** Information supplied follows **
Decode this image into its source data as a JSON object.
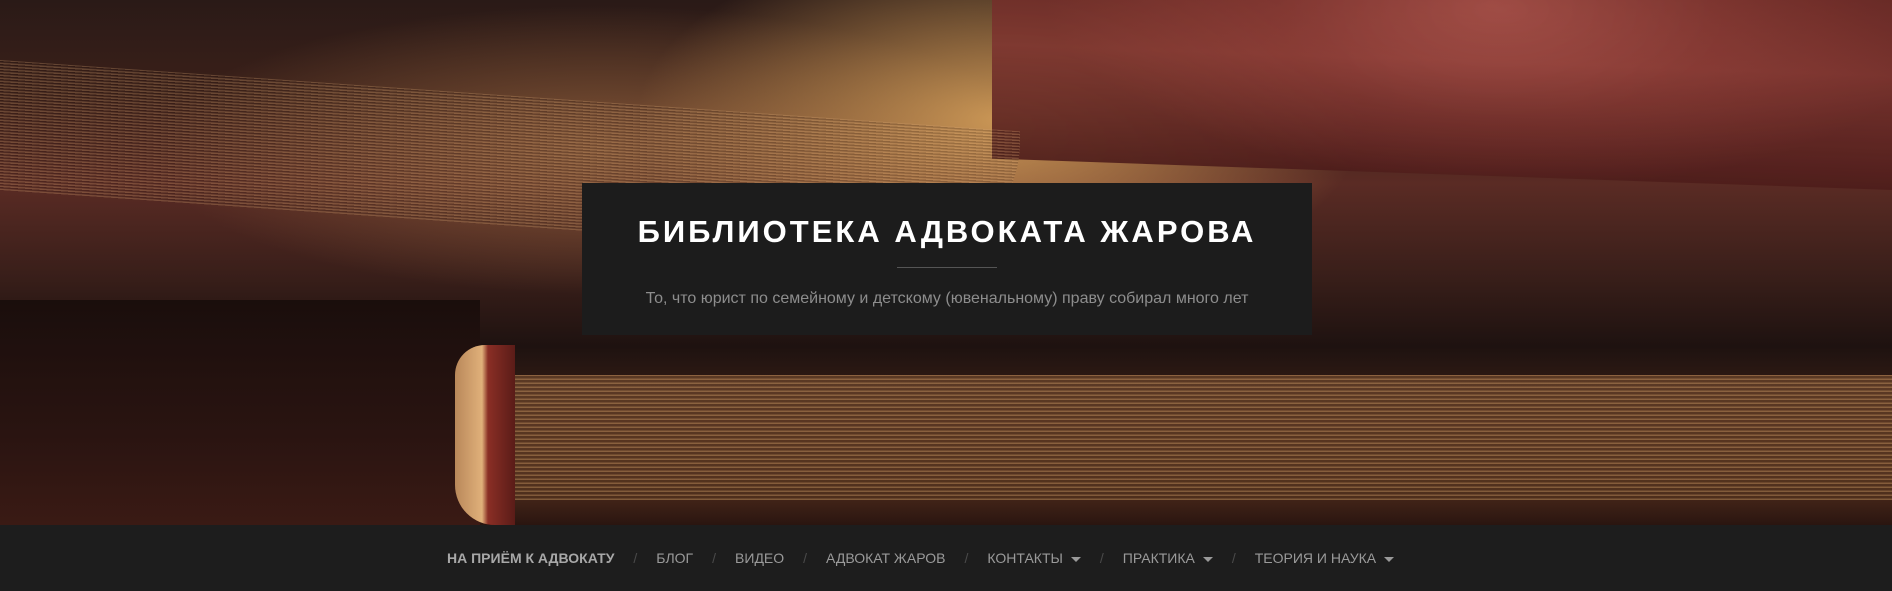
{
  "header": {
    "title": "БИБЛИОТЕКА АДВОКАТА ЖАРОВА",
    "tagline": "То, что юрист по семейному и детскому (ювенальному) праву собирал много лет"
  },
  "nav": {
    "separator": "/",
    "items": [
      {
        "label": "НА ПРИЁМ К АДВОКАТУ",
        "active": true,
        "dropdown": false
      },
      {
        "label": "БЛОГ",
        "active": false,
        "dropdown": false
      },
      {
        "label": "ВИДЕО",
        "active": false,
        "dropdown": false
      },
      {
        "label": "АДВОКАТ ЖАРОВ",
        "active": false,
        "dropdown": false
      },
      {
        "label": "КОНТАКТЫ",
        "active": false,
        "dropdown": true
      },
      {
        "label": "ПРАКТИКА",
        "active": false,
        "dropdown": true
      },
      {
        "label": "ТЕОРИЯ И НАУКА",
        "active": false,
        "dropdown": true
      }
    ]
  },
  "colors": {
    "nav_background": "#1d1d1d",
    "title_box_background": "#1c1c1c",
    "title_text": "#ffffff",
    "tagline_text": "#8d8d8d",
    "nav_text": "#9a9a9a"
  }
}
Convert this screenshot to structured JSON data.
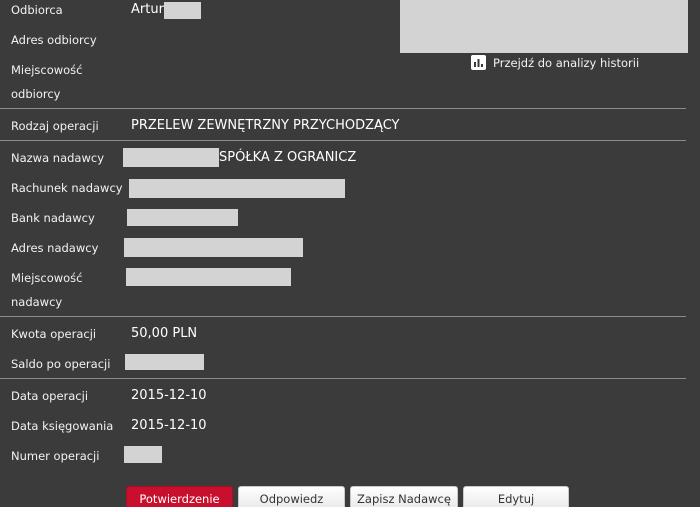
{
  "recipient": {
    "name_label": "Odbiorca",
    "name_value": "Artur",
    "address_label": "Adres odbiorcy",
    "city_label_line1": "Miejscowość",
    "city_label_line2": "odbiorcy"
  },
  "history_link": {
    "icon": "bar-chart-icon",
    "label": "Przejdź do analizy historii"
  },
  "operation_type": {
    "label": "Rodzaj operacji",
    "value": "PRZELEW ZEWNĘTRZNY PRZYCHODZĄCY"
  },
  "sender": {
    "name_label": "Nazwa nadawcy",
    "name_value_suffix": "SPÓŁKA Z OGRANICZ",
    "account_label": "Rachunek nadawcy",
    "bank_label": "Bank nadawcy",
    "address_label": "Adres nadawcy",
    "city_label_line1": "Miejscowość",
    "city_label_line2": "nadawcy"
  },
  "amounts": {
    "amount_label": "Kwota operacji",
    "amount_value": "50,00 PLN",
    "balance_label": "Saldo po operacji"
  },
  "dates": {
    "operation_date_label": "Data operacji",
    "operation_date_value": "2015-12-10",
    "booking_date_label": "Data księgowania",
    "booking_date_value": "2015-12-10",
    "operation_number_label": "Numer operacji"
  },
  "actions": {
    "confirm": "Potwierdzenie",
    "reply": "Odpowiedz",
    "save_sender": "Zapisz Nadawcę",
    "edit": "Edytuj"
  },
  "colors": {
    "background": "#3b3b3b",
    "primary_button": "#c8102e",
    "redaction": "#d3d3d3"
  }
}
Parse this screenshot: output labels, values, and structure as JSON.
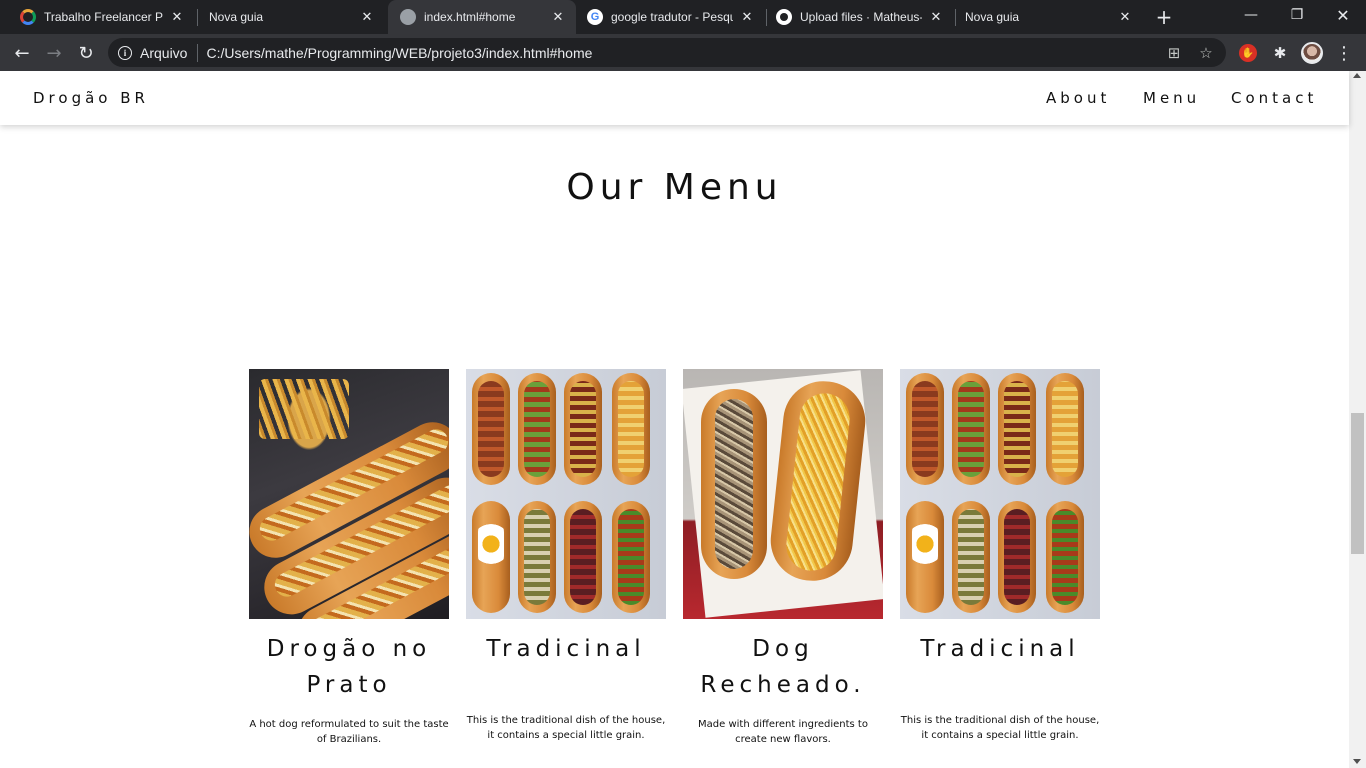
{
  "browser": {
    "tabs": [
      {
        "title": "Trabalho Freelancer Por",
        "favicon": "ring-icon",
        "active": false
      },
      {
        "title": "Nova guia",
        "favicon": "none",
        "active": false
      },
      {
        "title": "index.html#home",
        "favicon": "globe-icon",
        "active": true
      },
      {
        "title": "google tradutor - Pesqu",
        "favicon": "google-icon",
        "active": false
      },
      {
        "title": "Upload files · Matheus-",
        "favicon": "github-icon",
        "active": false
      },
      {
        "title": "Nova guia",
        "favicon": "none",
        "active": false
      }
    ],
    "address": {
      "chip": "Arquivo",
      "url": "C:/Users/mathe/Programming/WEB/projeto3/index.html#home"
    },
    "icons": {
      "back": "←",
      "forward": "→",
      "reload": "↻",
      "new_tab": "+",
      "minimize": "—",
      "restore": "❐",
      "close": "✕",
      "tab_close": "✕",
      "translate": "⊞",
      "star": "☆",
      "extensions": "✱",
      "menu": "⋮",
      "info": "i"
    }
  },
  "site": {
    "brand": "Drogão BR",
    "nav": [
      "About",
      "Menu",
      "Contact"
    ],
    "menu_title": "Our Menu",
    "items": [
      {
        "name": "Drogão no Prato",
        "description": "A hot dog reformulated to suit the taste of Brazilians."
      },
      {
        "name": "Tradicinal",
        "description": "This is the traditional dish of the house, it contains a special little grain."
      },
      {
        "name": "Dog Recheado.",
        "description": "Made with different ingredients to create new flavors."
      },
      {
        "name": "Tradicinal",
        "description": "This is the traditional dish of the house, it contains a special little grain."
      }
    ]
  }
}
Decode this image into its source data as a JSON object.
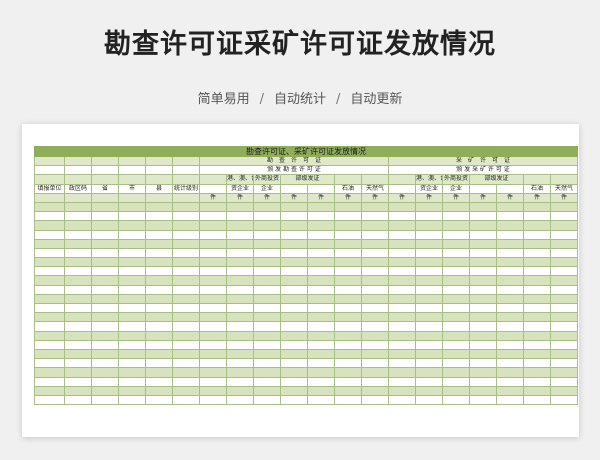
{
  "page": {
    "title": "勘查许可证采矿许可证发放情况",
    "subtitle_items": [
      "简单易用",
      "自动统计",
      "自动更新"
    ],
    "subtitle_sep": "/"
  },
  "sheet": {
    "title": "勘查许可证、采矿许可证发放情况",
    "row2": {
      "explore": "勘　查　许　可　证",
      "mining": "采　矿　许　可　证"
    },
    "row3": {
      "explore": "颁 发 勘 查 许 可 证",
      "mining": "颁 发 采 矿 许 可 证"
    },
    "row4": {
      "explore_hmt": "港、澳、台商投",
      "explore_foreign": "外商投资",
      "explore_ministry": "部级发证",
      "mining_hmt": "港、澳、台商投",
      "mining_foreign": "外商投资",
      "mining_ministry": "部级发证"
    },
    "row5": {
      "unit": "填报单位",
      "region": "政区码",
      "province": "省",
      "city": "市",
      "county": "县",
      "level": "统计级别",
      "explore_fund": "资企业",
      "explore_ent": "企业",
      "explore_oil": "石油",
      "explore_gas": "天然气",
      "mining_fund": "资企业",
      "mining_ent": "企业",
      "mining_oil": "石油",
      "mining_gas": "天然气"
    },
    "row6_unit": "件",
    "body_row_count": 22
  }
}
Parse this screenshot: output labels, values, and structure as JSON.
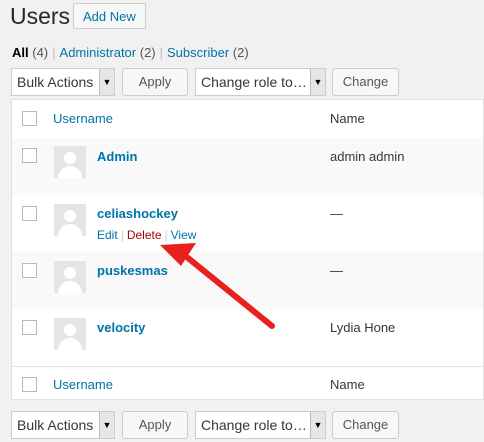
{
  "header": {
    "title": "Users",
    "add_new": "Add New"
  },
  "filters": {
    "all": "All",
    "all_count": "(4)",
    "administrator": "Administrator",
    "administrator_count": "(2)",
    "subscriber": "Subscriber",
    "subscriber_count": "(2)",
    "separator": "|"
  },
  "bulk": {
    "bulk_actions": "Bulk Actions",
    "apply": "Apply",
    "change_role": "Change role to…",
    "change": "Change",
    "arrow": "▼"
  },
  "table": {
    "col_username": "Username",
    "col_name": "Name",
    "rows": [
      {
        "username": "Admin",
        "name": "admin admin"
      },
      {
        "username": "celiashockey",
        "name": "—",
        "edit": "Edit",
        "delete": "Delete",
        "view": "View"
      },
      {
        "username": "puskesmas",
        "name": "—"
      },
      {
        "username": "velocity",
        "name": "Lydia Hone"
      }
    ]
  },
  "colors": {
    "link": "#0073aa",
    "delete": "#aa0000",
    "annotation_arrow": "#e8211f"
  }
}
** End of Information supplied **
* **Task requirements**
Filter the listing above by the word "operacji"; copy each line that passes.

* **Written solution**
    "label": "Rodzaj operacji",
    "amount_label": "Kwota operacji",
    "balance_label": "Saldo po operacji"
    "operation_date_label": "Data operacji",
    "operation_number_label": "Numer operacji"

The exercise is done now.